**Task prompt**
In your answer, repeat each line of the data exactly.

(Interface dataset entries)

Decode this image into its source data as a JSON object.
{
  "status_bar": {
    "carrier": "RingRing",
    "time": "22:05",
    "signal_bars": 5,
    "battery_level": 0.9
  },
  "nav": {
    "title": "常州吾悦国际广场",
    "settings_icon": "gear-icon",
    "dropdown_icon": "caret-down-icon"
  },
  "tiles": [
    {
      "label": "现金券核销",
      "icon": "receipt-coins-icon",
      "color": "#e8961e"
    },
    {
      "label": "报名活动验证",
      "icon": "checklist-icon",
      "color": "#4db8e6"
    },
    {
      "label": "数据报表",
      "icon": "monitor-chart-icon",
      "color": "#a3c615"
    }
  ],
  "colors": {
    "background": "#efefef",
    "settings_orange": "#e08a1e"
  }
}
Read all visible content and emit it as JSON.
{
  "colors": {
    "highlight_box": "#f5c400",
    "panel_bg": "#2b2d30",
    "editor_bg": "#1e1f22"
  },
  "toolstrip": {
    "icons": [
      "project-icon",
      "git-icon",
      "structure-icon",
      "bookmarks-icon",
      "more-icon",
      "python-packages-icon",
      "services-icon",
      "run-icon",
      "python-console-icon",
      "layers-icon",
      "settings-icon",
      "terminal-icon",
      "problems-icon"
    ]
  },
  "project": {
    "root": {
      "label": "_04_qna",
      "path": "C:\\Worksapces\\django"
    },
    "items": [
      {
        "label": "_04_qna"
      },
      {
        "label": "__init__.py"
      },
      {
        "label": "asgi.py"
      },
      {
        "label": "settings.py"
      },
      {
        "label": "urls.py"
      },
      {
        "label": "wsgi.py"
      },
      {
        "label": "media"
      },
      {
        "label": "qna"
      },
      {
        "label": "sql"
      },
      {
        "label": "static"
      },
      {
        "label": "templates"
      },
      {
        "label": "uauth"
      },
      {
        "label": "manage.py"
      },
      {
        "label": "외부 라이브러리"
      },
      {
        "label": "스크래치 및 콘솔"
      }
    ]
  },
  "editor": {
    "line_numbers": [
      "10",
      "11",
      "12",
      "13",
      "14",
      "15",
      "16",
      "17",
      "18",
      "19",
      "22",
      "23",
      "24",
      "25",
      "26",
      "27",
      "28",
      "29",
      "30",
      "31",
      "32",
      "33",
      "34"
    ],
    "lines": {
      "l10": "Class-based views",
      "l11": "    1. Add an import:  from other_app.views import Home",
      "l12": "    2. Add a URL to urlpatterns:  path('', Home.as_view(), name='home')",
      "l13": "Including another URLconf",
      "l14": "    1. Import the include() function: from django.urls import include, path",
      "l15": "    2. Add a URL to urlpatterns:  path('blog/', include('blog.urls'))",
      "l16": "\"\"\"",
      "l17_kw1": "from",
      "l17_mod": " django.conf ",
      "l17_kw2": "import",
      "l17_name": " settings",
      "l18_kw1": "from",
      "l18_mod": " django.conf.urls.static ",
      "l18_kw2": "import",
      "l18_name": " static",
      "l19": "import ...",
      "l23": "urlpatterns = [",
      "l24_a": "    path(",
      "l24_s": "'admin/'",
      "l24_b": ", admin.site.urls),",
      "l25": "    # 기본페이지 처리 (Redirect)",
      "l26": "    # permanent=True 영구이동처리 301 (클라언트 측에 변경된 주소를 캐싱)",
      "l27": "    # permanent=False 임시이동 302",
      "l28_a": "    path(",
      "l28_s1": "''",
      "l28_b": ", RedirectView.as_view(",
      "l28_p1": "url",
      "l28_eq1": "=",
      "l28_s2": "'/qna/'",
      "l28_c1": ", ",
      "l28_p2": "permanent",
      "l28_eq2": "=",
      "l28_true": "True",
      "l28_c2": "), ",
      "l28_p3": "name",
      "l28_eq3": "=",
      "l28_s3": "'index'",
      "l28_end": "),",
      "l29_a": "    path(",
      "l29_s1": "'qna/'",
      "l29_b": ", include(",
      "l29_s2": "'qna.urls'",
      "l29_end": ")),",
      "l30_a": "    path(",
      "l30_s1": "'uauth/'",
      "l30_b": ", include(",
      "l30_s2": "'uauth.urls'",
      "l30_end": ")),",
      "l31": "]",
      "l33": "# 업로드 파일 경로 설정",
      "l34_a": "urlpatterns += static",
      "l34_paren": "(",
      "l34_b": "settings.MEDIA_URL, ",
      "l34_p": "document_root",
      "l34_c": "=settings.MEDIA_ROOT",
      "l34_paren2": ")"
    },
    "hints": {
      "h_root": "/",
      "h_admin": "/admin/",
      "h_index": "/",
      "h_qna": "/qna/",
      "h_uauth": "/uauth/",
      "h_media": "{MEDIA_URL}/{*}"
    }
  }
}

**Reply to the exercise**
Decode this image into its source data as a JSON object.
{
  "status_bar": {
    "carrier": "RingRing",
    "time": "22:05",
    "signal_bars": 5,
    "battery_level": 0.9
  },
  "nav": {
    "title": "常州吾悦国际广场",
    "settings_icon": "gear-icon",
    "dropdown_icon": "caret-down-icon"
  },
  "tiles": [
    {
      "label": "现金券核销",
      "icon": "receipt-coins-icon",
      "color": "#e8961e"
    },
    {
      "label": "报名活动验证",
      "icon": "checklist-icon",
      "color": "#4db8e6"
    },
    {
      "label": "数据报表",
      "icon": "monitor-chart-icon",
      "color": "#a3c615"
    }
  ],
  "colors": {
    "background": "#efefef",
    "settings_orange": "#e08a1e"
  }
}
Read all visible content and emit it as JSON.
{
  "colors": {
    "highlight_box": "#f5c400",
    "panel_bg": "#2b2d30",
    "editor_bg": "#1e1f22"
  },
  "toolstrip": {
    "icons": [
      "project-icon",
      "git-icon",
      "structure-icon",
      "bookmarks-icon",
      "more-icon",
      "python-packages-icon",
      "services-icon",
      "run-icon",
      "python-console-icon",
      "layers-icon",
      "settings-icon",
      "terminal-icon",
      "problems-icon"
    ]
  },
  "project": {
    "root": {
      "label": "_04_qna",
      "path": "C:\\Worksapces\\django"
    },
    "items": [
      {
        "label": "_04_qna"
      },
      {
        "label": "__init__.py"
      },
      {
        "label": "asgi.py"
      },
      {
        "label": "settings.py"
      },
      {
        "label": "urls.py"
      },
      {
        "label": "wsgi.py"
      },
      {
        "label": "media"
      },
      {
        "label": "qna"
      },
      {
        "label": "sql"
      },
      {
        "label": "static"
      },
      {
        "label": "templates"
      },
      {
        "label": "uauth"
      },
      {
        "label": "manage.py"
      },
      {
        "label": "외부 라이브러리"
      },
      {
        "label": "스크래치 및 콘솔"
      }
    ]
  },
  "editor": {
    "line_numbers": [
      "10",
      "11",
      "12",
      "13",
      "14",
      "15",
      "16",
      "17",
      "18",
      "19",
      "22",
      "23",
      "24",
      "25",
      "26",
      "27",
      "28",
      "29",
      "30",
      "31",
      "32",
      "33",
      "34"
    ],
    "lines": {
      "l10": "Class-based views",
      "l11": "    1. Add an import:  from other_app.views import Home",
      "l12": "    2. Add a URL to urlpatterns:  path('', Home.as_view(), name='home')",
      "l13": "Including another URLconf",
      "l14": "    1. Import the include() function: from django.urls import include, path",
      "l15": "    2. Add a URL to urlpatterns:  path('blog/', include('blog.urls'))",
      "l16": "\"\"\"",
      "l17_kw1": "from",
      "l17_mod": " django.conf ",
      "l17_kw2": "import",
      "l17_name": " settings",
      "l18_kw1": "from",
      "l18_mod": " django.conf.urls.static ",
      "l18_kw2": "import",
      "l18_name": " static",
      "l19": "import ...",
      "l23": "urlpatterns = [",
      "l24_a": "    path(",
      "l24_s": "'admin/'",
      "l24_b": ", admin.site.urls),",
      "l25": "    # 기본페이지 처리 (Redirect)",
      "l26": "    # permanent=True 영구이동처리 301 (클라언트 측에 변경된 주소를 캐싱)",
      "l27": "    # permanent=False 임시이동 302",
      "l28_a": "    path(",
      "l28_s1": "''",
      "l28_b": ", RedirectView.as_view(",
      "l28_p1": "url",
      "l28_eq1": "=",
      "l28_s2": "'/qna/'",
      "l28_c1": ", ",
      "l28_p2": "permanent",
      "l28_eq2": "=",
      "l28_true": "True",
      "l28_c2": "), ",
      "l28_p3": "name",
      "l28_eq3": "=",
      "l28_s3": "'index'",
      "l28_end": "),",
      "l29_a": "    path(",
      "l29_s1": "'qna/'",
      "l29_b": ", include(",
      "l29_s2": "'qna.urls'",
      "l29_end": ")),",
      "l30_a": "    path(",
      "l30_s1": "'uauth/'",
      "l30_b": ", include(",
      "l30_s2": "'uauth.urls'",
      "l30_end": ")),",
      "l31": "]",
      "l33": "# 업로드 파일 경로 설정",
      "l34_a": "urlpatterns += static",
      "l34_paren": "(",
      "l34_b": "settings.MEDIA_URL, ",
      "l34_p": "document_root",
      "l34_c": "=settings.MEDIA_ROOT",
      "l34_paren2": ")"
    },
    "hints": {
      "h_root": "/",
      "h_admin": "/admin/",
      "h_index": "/",
      "h_qna": "/qna/",
      "h_uauth": "/uauth/",
      "h_media": "{MEDIA_URL}/{*}"
    }
  }
}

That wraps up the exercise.